Data shown
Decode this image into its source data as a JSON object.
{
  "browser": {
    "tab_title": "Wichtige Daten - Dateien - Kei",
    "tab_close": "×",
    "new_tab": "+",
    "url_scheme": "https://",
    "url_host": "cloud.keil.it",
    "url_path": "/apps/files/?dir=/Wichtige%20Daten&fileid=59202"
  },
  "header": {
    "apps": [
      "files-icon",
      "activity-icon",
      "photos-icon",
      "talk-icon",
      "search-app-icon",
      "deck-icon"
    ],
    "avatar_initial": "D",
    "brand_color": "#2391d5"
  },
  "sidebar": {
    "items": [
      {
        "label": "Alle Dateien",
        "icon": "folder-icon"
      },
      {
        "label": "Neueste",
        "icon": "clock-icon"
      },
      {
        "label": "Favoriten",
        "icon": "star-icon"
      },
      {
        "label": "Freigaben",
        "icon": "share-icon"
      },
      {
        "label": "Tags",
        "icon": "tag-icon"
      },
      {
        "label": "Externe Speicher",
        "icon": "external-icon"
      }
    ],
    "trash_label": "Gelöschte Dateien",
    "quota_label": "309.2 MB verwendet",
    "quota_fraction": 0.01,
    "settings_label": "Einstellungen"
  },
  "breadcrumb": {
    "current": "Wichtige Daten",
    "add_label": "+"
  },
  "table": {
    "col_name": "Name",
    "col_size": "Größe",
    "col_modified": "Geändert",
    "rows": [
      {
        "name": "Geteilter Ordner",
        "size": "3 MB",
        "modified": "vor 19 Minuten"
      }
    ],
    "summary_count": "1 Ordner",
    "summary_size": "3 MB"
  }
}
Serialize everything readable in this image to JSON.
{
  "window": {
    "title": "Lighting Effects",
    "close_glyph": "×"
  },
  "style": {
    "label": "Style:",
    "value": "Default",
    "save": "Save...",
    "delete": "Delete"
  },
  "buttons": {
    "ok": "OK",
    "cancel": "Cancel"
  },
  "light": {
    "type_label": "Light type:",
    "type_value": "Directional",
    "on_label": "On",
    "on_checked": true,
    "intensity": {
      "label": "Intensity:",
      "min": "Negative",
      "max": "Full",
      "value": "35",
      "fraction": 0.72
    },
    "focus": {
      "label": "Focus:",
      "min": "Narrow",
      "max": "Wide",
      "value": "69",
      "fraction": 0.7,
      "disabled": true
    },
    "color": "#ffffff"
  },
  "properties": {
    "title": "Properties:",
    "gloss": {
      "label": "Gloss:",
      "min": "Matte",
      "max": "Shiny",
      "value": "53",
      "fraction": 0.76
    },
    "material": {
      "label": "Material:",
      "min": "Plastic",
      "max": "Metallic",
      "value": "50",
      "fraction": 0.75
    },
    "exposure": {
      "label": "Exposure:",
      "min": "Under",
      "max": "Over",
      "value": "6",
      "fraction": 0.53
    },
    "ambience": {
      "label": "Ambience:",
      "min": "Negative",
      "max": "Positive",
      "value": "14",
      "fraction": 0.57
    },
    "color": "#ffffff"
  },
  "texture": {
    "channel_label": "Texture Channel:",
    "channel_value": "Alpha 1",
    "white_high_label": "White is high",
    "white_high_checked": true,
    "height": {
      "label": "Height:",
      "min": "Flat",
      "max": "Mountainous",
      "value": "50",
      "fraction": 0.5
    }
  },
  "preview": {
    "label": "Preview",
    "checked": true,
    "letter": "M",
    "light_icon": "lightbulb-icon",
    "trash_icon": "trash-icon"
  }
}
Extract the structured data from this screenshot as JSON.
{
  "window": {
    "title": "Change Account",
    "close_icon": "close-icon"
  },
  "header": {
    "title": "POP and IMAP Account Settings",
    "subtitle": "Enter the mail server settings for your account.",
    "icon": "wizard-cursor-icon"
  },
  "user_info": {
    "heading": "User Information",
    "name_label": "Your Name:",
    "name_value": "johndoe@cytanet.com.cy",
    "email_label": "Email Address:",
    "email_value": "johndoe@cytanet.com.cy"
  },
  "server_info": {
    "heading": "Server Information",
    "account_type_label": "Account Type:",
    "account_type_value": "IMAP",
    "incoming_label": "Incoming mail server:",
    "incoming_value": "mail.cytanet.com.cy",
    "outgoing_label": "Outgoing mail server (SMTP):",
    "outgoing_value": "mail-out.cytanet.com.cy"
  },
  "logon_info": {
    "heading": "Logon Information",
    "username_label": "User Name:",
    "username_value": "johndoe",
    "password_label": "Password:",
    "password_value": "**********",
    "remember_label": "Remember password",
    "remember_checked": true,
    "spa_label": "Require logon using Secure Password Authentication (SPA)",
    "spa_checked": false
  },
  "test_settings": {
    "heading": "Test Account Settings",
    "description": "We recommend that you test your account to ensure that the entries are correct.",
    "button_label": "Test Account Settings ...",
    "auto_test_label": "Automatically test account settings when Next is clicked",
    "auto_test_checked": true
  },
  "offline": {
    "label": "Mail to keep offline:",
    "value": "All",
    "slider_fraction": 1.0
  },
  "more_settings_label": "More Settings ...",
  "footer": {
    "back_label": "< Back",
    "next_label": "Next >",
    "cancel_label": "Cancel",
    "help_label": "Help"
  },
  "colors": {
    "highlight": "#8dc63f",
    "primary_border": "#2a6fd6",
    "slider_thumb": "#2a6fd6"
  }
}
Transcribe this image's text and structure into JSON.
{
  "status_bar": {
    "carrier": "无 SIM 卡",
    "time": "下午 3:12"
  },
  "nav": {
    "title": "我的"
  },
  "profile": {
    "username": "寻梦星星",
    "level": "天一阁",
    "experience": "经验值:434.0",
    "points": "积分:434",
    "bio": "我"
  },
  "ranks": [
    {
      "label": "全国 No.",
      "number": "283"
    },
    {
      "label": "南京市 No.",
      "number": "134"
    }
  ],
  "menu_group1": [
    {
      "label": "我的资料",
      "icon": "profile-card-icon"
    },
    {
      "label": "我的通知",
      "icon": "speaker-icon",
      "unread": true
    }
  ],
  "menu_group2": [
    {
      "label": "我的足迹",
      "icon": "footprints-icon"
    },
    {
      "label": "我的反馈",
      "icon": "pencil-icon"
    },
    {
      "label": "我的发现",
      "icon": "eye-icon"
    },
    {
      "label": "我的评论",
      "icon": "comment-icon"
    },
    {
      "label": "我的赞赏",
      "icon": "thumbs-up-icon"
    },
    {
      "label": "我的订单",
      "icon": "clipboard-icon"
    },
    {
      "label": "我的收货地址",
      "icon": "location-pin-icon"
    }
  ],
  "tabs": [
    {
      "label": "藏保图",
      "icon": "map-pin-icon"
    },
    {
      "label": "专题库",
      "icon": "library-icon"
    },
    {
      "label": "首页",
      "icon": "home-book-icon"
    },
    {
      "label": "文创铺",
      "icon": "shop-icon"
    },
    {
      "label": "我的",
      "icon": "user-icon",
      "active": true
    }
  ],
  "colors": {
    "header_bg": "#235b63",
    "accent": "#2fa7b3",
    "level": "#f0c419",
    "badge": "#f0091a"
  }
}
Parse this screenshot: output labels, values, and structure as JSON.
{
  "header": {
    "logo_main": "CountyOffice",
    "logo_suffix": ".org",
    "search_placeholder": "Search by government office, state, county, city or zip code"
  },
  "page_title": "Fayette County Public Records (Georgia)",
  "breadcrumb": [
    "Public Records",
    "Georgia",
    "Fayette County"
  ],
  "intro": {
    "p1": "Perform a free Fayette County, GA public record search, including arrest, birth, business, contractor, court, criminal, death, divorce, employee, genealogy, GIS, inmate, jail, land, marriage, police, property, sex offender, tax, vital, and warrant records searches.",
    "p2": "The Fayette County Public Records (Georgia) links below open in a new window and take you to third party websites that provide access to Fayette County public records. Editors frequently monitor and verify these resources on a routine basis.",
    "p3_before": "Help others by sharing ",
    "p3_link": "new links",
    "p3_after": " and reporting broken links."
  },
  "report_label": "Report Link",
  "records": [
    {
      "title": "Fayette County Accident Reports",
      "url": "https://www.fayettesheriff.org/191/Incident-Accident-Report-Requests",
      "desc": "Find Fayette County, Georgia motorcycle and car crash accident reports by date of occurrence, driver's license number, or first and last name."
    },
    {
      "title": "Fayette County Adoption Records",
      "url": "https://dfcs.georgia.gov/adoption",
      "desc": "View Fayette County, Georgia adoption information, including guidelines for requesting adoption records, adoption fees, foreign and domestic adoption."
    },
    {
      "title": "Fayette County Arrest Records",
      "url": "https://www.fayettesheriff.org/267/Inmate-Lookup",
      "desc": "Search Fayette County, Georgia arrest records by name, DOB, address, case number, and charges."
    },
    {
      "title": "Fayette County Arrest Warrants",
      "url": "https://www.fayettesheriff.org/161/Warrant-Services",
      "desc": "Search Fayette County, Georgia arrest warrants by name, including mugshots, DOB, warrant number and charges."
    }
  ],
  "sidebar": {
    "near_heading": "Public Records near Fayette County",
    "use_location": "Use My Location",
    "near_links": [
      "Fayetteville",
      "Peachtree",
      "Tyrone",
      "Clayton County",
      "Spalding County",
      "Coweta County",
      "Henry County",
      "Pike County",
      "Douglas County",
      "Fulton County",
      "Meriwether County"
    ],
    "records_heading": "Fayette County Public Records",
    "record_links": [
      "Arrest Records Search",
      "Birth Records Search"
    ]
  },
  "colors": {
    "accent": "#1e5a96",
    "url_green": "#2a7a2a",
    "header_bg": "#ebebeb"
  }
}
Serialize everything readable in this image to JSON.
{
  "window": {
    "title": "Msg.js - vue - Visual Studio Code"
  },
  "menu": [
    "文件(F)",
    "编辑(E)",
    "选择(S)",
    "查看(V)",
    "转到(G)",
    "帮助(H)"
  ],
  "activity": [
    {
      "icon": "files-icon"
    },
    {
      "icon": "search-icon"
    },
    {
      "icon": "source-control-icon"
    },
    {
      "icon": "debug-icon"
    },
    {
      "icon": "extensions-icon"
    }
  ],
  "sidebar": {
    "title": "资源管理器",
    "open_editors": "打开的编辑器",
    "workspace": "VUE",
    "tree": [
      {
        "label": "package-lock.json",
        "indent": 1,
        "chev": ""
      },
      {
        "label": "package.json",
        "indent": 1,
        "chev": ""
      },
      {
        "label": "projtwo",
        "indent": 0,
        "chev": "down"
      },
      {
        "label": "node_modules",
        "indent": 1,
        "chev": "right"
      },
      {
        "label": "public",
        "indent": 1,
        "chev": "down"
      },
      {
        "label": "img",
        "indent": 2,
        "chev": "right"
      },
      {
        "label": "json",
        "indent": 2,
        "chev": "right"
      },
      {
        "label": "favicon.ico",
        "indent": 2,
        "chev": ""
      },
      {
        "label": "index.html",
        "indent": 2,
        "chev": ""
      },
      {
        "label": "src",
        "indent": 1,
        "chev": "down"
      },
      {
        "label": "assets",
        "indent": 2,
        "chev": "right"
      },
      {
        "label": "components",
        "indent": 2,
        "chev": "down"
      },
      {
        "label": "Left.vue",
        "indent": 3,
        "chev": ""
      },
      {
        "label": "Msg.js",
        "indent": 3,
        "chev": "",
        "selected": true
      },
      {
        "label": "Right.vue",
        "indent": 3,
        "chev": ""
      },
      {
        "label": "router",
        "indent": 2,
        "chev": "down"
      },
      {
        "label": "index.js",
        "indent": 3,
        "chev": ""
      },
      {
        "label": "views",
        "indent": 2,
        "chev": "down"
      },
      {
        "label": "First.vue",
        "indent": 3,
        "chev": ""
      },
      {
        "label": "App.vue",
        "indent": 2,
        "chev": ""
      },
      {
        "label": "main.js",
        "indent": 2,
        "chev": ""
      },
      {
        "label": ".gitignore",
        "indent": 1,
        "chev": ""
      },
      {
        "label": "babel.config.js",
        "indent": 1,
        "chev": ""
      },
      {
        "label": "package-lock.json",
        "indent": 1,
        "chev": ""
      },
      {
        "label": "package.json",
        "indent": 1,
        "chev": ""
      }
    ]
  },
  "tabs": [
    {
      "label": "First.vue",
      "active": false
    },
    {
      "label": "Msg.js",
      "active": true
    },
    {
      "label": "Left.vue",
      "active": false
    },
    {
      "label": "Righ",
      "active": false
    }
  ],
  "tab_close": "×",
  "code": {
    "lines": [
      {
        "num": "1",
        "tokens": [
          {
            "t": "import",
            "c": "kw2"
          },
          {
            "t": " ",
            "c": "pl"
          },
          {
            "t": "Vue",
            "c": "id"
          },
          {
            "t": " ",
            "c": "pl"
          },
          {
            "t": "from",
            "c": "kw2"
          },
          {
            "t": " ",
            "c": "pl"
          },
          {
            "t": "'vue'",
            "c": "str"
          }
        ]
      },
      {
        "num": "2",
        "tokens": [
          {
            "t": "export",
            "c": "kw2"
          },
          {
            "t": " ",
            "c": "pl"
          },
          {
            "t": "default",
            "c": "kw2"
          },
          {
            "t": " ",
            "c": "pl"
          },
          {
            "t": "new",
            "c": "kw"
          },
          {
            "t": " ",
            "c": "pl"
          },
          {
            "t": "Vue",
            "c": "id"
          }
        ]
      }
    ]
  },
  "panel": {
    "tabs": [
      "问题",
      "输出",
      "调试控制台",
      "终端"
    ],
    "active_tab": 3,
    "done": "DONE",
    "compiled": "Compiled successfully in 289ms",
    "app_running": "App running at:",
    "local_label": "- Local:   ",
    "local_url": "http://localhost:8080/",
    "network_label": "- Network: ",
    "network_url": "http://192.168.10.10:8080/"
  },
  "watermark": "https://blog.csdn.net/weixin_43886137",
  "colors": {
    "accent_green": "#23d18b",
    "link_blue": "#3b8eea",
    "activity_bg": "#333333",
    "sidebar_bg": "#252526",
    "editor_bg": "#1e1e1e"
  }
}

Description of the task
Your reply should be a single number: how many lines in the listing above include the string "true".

Problem solution
10